- 50D: Sudoku feature (GRID). I don't mind wasting some time with sudoku, but that newer Ken-ken/Calcu-doku puzzle just doesn't captivate me.

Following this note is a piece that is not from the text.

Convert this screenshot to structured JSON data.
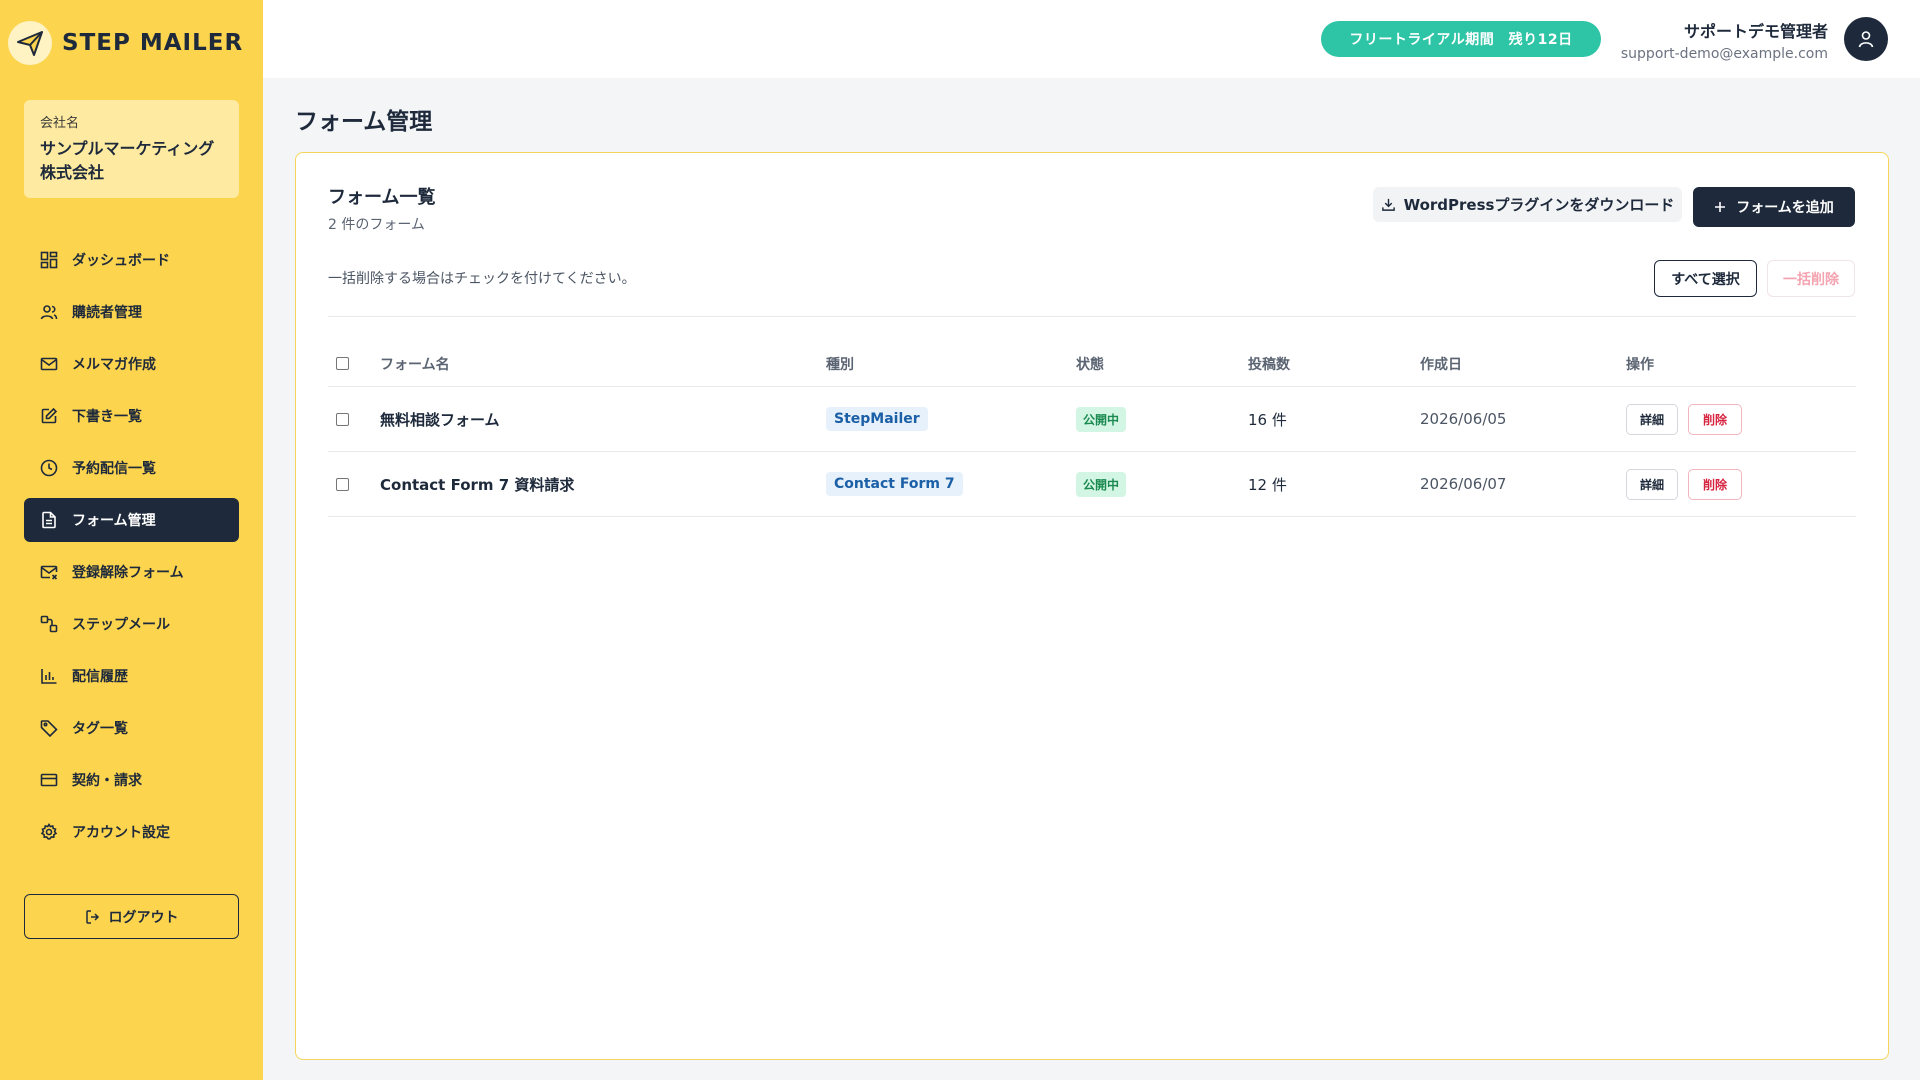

Everything Else — 10A: Tack together (BASTE); 16A: Habitually (OFTEN); 17A: They're usually not on itineraries (SIDETRIPS); 19A: French hagiological abbr. (STE.); 20A: Events on a card (RACES); 21A: Jam highlights (SOLOS); 22A: Doctor finder (PAGER); 23A: Yacht site (BASIN); 24A: Fuji setting (F-STOP); 27A: Master: Abbr. (ORIG.); 29A: FDR program (NRA); 31A: Steadily fading sound (ECHO); 32A: French police detective unit (SURETE); 34A: Elongated fish (GAR); 38A: Dig into (EAT); 39A: Fictional Queen (ELLERY); 40A: Vacación destination (LAGO); 41A: MLB rally killers (DPS); 42A: Logician Turing (ALAN); 43A: Not recent (OLDEN); 44A: Fencer's defense (PARRY); 49A: Jazz pianist Ahmad __ (JAMAL); 50A: Handbook, e.g. (GUIDE); 51A: Ft. Worth campus (TCU); 54A: Winning, barely (UP ONE); 55A: A paddlewheel may propel one (RIVERBOAT); 57A: Drips (NERDS); 58A: Like sound frequencies above 20 kHz or so, to humans (INAUDIBLE); 59A: Beatnik of '50s-'60s TV (KREBS); 1D: Eric Cartwright's nickname on "Bonanza" (HOSS); 3D: French Nobelist André (GIDE); 4D: Row starter (HOE); 5D: Rope in (ENTRAP); 6D: "Kind of __": 1967 hit (A DRAG); 7D: Music school major (VOICE); 11D: Puffy styles (AFROS); 13D: It's part of the Rockies (TETON RANGE); 14D: Treebeard's kin (ENTS); 22D: Vanishing word (POOF); 23D: Wee (BITTY); 24D: Honored with a party (FETED); 28D: Bottom (REAR); 30D: Illicit ignition (ARSON); 32D: Lacking gravity (SILLY); 33D: First to win 100 NCAA team championships (UCLA); 36D: Unflinching (FEARLESS); 37D: Magazine with the column "Ask E. Jean" (ELLE); 43D: Go too far (OVERDO); 45D: Soul predecessor (R AND B); 47D: Romantic triangle figure (RIVAL); 48D: Recital hall (ODEUM); 51D: Soliloquy opener (TO BE); 52D: 0 on the Beaufort scale (CALM); 53D: Chief Ouray's people (UTES); 56D: Opposite of ask (BID).